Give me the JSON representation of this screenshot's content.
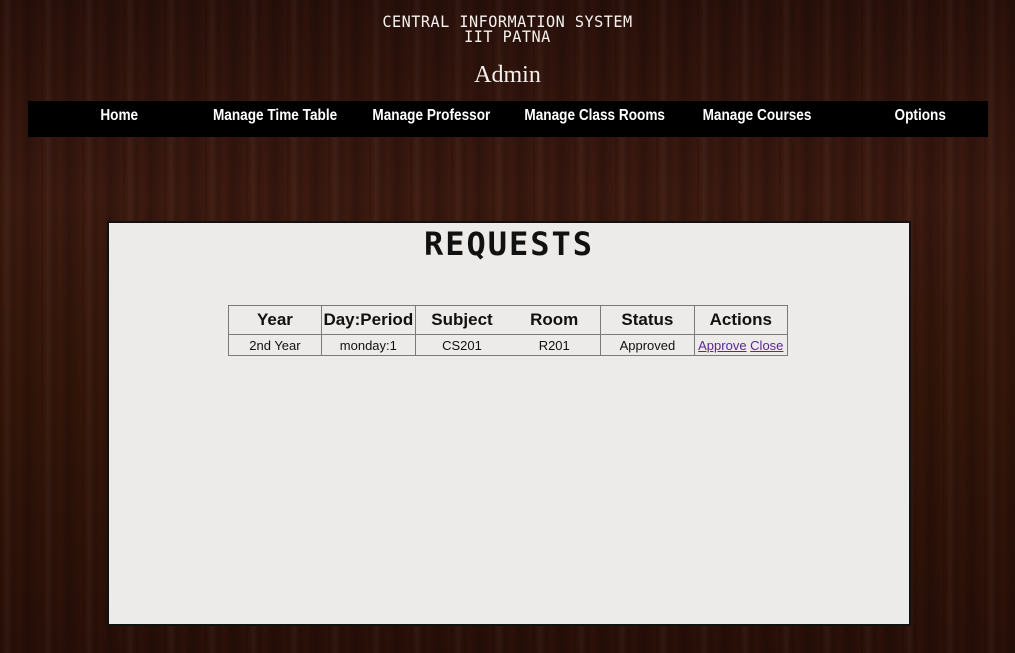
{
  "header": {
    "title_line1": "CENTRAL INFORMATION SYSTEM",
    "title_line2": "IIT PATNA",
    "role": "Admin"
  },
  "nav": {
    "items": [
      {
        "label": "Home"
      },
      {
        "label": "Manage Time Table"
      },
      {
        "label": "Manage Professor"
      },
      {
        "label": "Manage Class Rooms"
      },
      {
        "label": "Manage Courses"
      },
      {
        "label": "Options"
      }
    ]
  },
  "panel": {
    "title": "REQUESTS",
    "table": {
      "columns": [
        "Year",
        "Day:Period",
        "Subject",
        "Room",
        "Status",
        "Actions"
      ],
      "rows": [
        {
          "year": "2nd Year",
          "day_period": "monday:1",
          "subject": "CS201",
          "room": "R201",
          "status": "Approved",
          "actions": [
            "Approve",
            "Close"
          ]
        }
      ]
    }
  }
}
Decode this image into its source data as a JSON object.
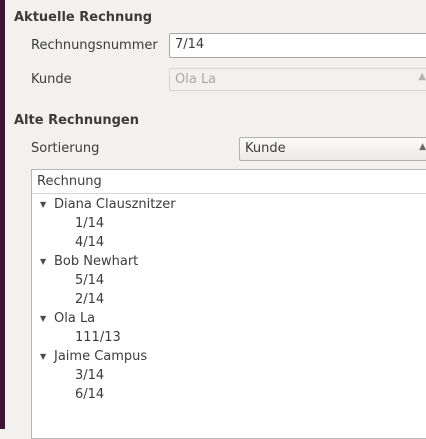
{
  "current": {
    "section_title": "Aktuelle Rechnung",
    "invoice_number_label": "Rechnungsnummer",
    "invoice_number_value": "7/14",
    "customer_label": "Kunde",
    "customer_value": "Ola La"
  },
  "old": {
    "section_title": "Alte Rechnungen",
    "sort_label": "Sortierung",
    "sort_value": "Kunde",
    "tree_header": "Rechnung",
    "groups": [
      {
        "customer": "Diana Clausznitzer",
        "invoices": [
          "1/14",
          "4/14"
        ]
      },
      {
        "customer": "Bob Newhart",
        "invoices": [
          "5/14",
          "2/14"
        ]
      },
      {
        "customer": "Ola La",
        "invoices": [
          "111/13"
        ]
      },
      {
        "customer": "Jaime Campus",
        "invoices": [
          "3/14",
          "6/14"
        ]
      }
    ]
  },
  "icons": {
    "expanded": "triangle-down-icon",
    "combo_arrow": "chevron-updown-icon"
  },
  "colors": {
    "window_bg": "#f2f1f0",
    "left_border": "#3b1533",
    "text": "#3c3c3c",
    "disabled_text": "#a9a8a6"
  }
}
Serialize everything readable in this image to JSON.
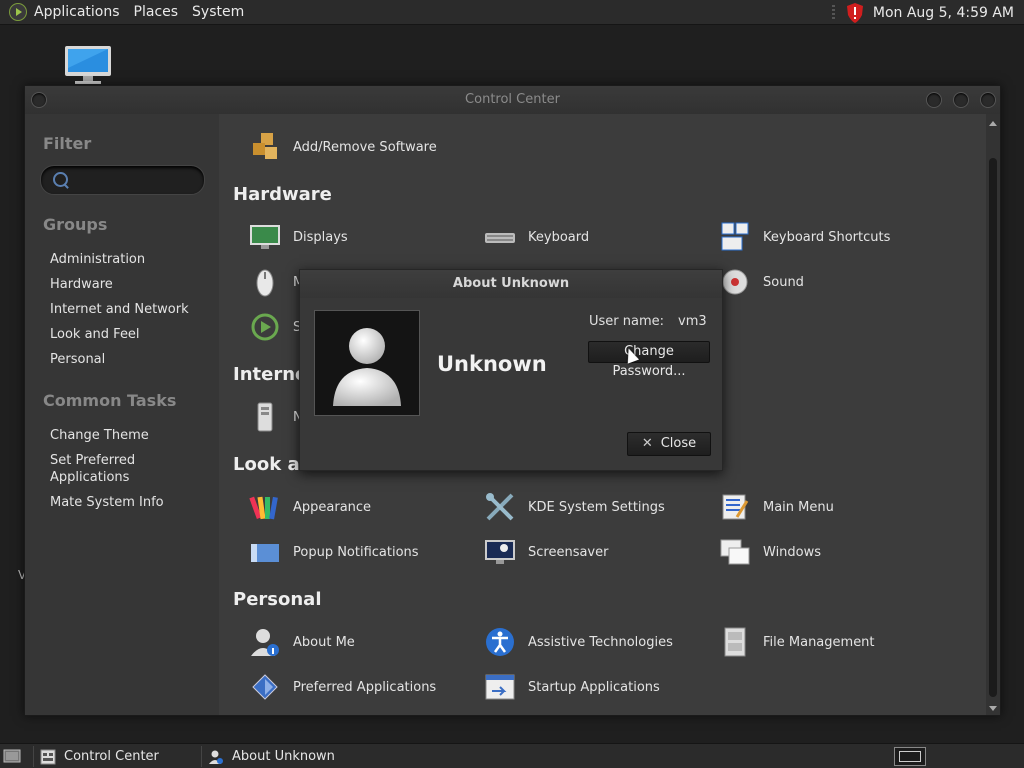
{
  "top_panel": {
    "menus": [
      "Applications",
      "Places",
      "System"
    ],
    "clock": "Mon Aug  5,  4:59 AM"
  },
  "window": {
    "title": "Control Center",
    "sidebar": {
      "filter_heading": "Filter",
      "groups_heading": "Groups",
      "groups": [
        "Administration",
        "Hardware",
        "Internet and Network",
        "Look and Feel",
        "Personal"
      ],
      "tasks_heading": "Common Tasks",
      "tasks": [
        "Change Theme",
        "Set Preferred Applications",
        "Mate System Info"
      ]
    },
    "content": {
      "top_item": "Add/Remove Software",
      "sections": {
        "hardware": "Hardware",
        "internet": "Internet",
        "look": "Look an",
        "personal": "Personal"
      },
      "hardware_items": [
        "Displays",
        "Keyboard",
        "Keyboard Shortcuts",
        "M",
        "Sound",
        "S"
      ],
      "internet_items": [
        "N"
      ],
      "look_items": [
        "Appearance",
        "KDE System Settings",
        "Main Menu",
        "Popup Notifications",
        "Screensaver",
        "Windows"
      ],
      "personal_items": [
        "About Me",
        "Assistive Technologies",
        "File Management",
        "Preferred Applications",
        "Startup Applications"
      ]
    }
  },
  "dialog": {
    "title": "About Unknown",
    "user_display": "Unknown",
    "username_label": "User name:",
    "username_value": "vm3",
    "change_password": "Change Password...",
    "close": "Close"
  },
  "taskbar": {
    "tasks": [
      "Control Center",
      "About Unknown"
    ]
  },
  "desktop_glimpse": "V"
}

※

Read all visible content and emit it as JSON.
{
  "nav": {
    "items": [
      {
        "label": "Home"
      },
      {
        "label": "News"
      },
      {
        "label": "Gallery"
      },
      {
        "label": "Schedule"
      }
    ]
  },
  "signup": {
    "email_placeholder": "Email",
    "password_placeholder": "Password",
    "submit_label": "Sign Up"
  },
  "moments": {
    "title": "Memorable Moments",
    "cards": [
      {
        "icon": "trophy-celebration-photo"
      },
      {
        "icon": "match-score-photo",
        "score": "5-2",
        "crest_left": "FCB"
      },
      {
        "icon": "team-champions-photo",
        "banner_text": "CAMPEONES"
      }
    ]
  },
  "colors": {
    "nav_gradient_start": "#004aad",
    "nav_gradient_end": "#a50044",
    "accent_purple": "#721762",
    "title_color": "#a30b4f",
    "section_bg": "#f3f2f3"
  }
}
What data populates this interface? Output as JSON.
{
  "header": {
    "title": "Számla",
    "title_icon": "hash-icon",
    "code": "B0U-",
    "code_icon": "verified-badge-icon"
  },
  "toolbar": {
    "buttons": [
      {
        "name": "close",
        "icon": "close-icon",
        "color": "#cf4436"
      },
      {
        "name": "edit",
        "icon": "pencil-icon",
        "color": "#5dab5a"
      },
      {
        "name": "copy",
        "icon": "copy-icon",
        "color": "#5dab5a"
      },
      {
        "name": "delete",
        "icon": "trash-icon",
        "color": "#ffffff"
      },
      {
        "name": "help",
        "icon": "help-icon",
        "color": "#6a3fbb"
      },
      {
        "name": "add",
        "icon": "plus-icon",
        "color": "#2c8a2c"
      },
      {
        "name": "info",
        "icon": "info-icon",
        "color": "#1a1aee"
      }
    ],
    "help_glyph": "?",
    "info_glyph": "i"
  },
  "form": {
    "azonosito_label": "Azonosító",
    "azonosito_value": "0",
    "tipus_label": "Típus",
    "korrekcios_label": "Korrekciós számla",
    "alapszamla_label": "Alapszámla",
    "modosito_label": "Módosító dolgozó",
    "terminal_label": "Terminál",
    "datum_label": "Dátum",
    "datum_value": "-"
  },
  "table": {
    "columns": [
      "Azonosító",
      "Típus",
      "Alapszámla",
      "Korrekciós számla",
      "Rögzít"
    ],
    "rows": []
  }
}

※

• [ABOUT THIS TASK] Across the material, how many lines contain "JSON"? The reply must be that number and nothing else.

• [RESPONSE TO THIS TASK] 5